  • Can a shift pattern be arranged to increase overall productive hours, with less staff present at one time?
  • How much support do production team members need from others, can this support be given remotely?
  • Considering all the above, how much capacity does this give you to meet demand? Is it more than your expected demand or less?
  • How many hours work would this provide for each role / employee?
  • Would part time working be an option?

Consideration for employers

Any changes that you are considering for your business that affect your employees and their terms and conditions of employment would need to be conducted fairly with the relevant consultation meetings.  It is crucial that these meetings (which are most likely to be phone calls or zoom meetings) are documented, and you document agreement from both you as employer and the employee. This could include:

  • Reduction in hours from full time to possibly part time
  • Change to an employee’s shift pattern, as to when they actually work
  • Change of role and responsibilities due to covering other employees who may still be furloughed
  • Reduction in pay due to a change of role

The above changes can also be discussed during any redundancy consultations, as alternatives to an employee leaving the business.

Who is willing and able to return to work?

With social distancing continuing and the fact that the pandemic is still raging as employers, we are faced with issues about if our staff are well enough to return to work.  Bringing staff back from furlough is not something that can be done in a purely top down fashion. You will have to ask questions of the furloughed staff about their ability and requirements to return. Some staff may prefer reduced hours where this helps for safety or with their childcare needs.

Issues to consider:

  • Ask the staff who is able to return to work
  • Consider how much notice does each person need to make arrangements to return
  • Which members of the team shielding or self-isolating?
  • Do they have sufficient childcare provision?
  • How acceptable reduced hours (and pay) would be for their initial return
  • Could they do all or part of their work from home?
  • What hours could they work?
  • Would they be willing to work hours outside of normal operating hours?
  • How flexible is their work pattern?

We can help you

Ultimately you need enough information from the above, your management figures and up to date figures on your cash reserves to make an informed decision that balances the cost of bringing an employee back into your work force and the benefit that has to fulfilling sales.

Short term costs will need to be outweighed by the future inflow from customers. Somewhere in the middle of this is the cash reserves available to your business that will most certainly decrease in the initial weeks of recovery as this is the fuel the gets wheels turning again. 

There is no one size fits all solution.
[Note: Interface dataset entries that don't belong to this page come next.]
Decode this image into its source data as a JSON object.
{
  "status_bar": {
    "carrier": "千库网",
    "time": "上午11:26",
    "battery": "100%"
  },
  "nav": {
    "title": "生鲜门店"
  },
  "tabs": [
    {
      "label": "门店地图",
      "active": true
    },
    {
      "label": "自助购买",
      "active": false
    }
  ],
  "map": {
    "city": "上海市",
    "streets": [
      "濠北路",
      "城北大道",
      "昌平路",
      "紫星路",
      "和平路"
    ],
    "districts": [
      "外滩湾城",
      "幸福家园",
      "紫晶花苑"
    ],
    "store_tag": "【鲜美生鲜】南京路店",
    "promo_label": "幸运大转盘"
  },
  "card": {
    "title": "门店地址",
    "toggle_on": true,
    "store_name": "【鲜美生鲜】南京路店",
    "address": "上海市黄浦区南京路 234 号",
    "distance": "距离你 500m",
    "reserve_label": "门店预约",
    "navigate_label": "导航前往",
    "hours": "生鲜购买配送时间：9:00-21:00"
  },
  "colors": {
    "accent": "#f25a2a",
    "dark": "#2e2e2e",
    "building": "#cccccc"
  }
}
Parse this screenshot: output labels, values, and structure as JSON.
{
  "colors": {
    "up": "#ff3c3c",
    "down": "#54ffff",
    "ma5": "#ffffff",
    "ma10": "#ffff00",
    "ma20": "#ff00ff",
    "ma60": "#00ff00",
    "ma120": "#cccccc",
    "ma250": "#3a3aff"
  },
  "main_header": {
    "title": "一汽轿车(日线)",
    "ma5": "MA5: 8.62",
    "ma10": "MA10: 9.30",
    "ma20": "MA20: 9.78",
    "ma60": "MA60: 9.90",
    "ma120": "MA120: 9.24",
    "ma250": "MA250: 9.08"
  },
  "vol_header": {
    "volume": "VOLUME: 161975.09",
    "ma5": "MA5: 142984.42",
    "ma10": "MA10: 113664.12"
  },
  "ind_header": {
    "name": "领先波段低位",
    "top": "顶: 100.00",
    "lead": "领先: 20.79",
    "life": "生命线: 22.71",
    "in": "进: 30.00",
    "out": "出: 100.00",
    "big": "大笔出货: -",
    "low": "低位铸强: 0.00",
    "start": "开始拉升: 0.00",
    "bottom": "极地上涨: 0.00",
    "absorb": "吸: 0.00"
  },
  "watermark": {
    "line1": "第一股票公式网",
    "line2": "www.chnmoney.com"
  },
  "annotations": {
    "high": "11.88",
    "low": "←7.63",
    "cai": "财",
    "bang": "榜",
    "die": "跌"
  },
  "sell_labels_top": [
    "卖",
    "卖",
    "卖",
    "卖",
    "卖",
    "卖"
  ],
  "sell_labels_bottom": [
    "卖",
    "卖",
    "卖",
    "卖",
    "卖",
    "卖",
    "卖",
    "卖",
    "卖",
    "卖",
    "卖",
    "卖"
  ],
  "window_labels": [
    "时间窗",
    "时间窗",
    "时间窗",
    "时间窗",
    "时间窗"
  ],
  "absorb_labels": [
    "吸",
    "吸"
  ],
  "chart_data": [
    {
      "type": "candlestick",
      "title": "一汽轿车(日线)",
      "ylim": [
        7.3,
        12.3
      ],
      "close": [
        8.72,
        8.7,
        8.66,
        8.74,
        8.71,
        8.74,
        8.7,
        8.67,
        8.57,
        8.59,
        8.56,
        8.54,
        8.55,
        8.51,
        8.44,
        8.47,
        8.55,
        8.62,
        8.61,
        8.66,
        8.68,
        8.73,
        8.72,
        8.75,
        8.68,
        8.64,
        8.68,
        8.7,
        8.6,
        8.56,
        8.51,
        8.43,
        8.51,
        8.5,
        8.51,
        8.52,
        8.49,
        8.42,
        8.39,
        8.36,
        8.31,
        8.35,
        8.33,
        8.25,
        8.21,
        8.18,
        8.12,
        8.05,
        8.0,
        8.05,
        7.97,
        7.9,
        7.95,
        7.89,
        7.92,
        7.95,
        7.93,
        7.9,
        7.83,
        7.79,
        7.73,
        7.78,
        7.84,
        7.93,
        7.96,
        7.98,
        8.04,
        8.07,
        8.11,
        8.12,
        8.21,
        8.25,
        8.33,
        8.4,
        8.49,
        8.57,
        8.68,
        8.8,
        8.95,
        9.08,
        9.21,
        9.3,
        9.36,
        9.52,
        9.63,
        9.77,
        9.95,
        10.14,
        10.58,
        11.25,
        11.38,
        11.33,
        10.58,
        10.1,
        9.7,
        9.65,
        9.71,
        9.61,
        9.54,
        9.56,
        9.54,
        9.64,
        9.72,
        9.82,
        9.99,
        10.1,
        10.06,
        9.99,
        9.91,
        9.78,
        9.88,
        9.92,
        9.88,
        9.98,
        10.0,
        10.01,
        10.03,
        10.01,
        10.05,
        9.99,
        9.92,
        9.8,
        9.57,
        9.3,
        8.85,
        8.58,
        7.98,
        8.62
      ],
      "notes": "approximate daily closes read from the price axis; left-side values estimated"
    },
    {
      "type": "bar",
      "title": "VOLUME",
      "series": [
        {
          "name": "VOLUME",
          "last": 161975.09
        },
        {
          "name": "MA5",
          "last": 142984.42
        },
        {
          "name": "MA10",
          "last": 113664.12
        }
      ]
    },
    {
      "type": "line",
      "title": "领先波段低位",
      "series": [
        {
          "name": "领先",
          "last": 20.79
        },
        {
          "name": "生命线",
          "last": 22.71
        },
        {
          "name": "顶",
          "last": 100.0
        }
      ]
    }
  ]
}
If you want to discuss and share ideas, please give your client manager or principal adviser a call. If you’re not a client, call us on 01474 853 856 or email discovery@a4g-llp.co.uk for a free discovery call to see how we can help you and your business.

Contact me today!

Josh Curties

BA (Hons) ACA

Partner & Principal Adviser

01474 853856

Send me a message

Share this article